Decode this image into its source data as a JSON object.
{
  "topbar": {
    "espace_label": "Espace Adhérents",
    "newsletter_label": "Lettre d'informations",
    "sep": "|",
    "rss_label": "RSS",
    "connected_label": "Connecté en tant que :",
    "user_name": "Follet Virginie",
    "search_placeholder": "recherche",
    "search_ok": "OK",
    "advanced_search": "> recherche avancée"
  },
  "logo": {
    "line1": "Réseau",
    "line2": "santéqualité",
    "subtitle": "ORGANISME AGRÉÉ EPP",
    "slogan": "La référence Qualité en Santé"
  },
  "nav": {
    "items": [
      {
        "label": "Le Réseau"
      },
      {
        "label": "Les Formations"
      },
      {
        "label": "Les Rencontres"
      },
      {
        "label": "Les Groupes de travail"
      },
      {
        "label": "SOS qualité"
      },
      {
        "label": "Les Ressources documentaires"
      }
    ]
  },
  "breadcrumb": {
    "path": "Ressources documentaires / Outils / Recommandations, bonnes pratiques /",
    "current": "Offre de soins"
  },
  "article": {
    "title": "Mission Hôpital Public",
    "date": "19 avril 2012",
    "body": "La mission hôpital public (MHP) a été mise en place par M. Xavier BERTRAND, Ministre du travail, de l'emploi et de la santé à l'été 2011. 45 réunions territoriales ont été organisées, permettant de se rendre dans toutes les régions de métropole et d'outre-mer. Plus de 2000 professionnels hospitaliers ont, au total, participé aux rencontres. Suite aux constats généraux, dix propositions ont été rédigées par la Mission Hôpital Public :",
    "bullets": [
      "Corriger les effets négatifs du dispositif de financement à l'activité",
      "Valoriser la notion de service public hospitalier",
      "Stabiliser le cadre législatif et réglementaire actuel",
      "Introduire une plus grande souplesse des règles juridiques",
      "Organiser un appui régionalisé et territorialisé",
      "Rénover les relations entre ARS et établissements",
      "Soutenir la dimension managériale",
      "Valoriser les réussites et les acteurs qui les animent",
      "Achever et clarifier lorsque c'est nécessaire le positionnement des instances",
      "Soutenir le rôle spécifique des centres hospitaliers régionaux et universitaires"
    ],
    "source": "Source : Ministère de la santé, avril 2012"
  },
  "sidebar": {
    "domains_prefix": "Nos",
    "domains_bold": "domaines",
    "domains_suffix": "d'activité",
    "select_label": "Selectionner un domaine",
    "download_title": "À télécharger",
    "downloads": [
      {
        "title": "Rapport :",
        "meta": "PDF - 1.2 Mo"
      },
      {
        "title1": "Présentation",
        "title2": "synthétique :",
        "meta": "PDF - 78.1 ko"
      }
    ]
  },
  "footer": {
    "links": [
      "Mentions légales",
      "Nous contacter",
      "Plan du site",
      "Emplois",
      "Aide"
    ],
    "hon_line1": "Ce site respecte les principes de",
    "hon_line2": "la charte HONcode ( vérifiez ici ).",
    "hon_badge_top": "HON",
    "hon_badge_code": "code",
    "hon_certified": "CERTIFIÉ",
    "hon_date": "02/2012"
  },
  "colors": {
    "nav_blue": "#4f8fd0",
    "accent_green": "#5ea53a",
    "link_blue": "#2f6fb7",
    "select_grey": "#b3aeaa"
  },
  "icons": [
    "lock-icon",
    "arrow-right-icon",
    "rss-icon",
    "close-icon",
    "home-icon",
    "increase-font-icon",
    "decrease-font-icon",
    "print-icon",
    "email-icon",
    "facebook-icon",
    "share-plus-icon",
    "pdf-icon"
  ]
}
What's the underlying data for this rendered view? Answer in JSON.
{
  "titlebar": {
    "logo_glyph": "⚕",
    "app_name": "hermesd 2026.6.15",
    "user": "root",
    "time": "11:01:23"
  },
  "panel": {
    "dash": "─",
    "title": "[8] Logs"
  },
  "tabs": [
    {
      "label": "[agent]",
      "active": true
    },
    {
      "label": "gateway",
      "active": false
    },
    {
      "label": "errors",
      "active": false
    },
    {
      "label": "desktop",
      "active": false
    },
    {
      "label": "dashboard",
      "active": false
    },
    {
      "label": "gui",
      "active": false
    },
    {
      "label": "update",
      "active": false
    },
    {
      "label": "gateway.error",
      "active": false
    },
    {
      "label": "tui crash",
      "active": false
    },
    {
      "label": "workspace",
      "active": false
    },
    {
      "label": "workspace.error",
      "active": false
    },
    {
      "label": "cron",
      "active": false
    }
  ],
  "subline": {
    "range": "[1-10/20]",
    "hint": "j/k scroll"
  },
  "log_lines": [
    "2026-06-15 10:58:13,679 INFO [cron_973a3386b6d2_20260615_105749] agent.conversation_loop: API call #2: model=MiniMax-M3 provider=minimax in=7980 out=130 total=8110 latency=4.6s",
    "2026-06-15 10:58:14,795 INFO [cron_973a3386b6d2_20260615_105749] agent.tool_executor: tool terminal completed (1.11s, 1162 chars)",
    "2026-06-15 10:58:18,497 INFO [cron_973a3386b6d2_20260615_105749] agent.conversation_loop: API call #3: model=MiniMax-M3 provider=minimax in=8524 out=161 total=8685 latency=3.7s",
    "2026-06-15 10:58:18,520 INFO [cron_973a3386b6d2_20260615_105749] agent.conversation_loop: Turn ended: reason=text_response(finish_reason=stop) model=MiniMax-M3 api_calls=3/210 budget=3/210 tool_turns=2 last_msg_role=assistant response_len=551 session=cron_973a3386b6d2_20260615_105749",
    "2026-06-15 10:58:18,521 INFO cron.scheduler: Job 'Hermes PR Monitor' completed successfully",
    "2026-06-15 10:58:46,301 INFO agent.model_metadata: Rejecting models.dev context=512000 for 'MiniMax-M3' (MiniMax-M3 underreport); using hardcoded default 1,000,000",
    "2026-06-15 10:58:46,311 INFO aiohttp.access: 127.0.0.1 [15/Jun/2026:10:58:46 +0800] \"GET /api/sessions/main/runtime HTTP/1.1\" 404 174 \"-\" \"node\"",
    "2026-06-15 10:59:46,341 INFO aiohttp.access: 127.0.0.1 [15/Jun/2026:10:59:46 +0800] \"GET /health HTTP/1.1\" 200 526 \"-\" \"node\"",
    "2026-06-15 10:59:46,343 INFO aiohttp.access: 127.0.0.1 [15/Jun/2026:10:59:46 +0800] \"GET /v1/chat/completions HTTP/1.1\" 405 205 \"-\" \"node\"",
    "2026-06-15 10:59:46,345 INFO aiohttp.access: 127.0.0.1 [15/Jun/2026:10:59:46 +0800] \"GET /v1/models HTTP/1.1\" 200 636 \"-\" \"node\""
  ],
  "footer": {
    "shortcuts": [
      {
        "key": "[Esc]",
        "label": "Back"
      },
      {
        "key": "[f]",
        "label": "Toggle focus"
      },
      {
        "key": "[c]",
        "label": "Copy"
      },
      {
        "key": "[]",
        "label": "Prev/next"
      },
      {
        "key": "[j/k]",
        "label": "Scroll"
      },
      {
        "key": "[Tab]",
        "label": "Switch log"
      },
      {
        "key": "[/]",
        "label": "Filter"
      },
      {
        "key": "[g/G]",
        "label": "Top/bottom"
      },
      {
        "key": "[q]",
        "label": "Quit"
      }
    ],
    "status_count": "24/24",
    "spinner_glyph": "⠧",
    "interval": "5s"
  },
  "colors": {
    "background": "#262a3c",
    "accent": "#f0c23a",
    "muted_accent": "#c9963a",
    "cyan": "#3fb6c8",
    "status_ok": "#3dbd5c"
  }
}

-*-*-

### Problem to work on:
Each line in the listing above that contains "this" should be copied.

### Written reply:
Decode this image into its source data as a JSON object.
What's the underlying data for this rendered view? Answer in JSON.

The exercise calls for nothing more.